Items from a data source:

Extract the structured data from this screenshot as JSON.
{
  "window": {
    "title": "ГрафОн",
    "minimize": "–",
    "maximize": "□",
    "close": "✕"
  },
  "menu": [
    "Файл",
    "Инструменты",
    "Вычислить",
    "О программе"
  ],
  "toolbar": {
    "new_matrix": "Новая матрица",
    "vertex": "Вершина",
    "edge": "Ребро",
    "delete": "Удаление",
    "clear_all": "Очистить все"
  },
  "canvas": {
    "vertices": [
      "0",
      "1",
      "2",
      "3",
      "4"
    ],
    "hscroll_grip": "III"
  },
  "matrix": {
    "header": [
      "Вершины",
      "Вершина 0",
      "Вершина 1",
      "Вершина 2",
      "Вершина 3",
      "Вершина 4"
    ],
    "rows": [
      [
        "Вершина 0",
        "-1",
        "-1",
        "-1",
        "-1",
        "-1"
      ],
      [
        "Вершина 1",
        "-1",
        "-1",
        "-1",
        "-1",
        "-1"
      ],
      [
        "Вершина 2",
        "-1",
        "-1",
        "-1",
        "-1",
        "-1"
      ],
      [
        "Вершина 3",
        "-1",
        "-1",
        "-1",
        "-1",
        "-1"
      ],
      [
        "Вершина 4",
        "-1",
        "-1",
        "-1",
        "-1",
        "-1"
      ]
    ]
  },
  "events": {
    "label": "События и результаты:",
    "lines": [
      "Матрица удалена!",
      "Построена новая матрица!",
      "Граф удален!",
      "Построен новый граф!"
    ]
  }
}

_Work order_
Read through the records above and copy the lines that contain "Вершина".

_Final answer_
    "vertex": "Вершина",
      "Вершина 0",
      "Вершина 1",
      "Вершина 2",
      "Вершина 3",
      "Вершина 4"
        "Вершина 0",
        "Вершина 1",
        "Вершина 2",
        "Вершина 3",
        "Вершина 4",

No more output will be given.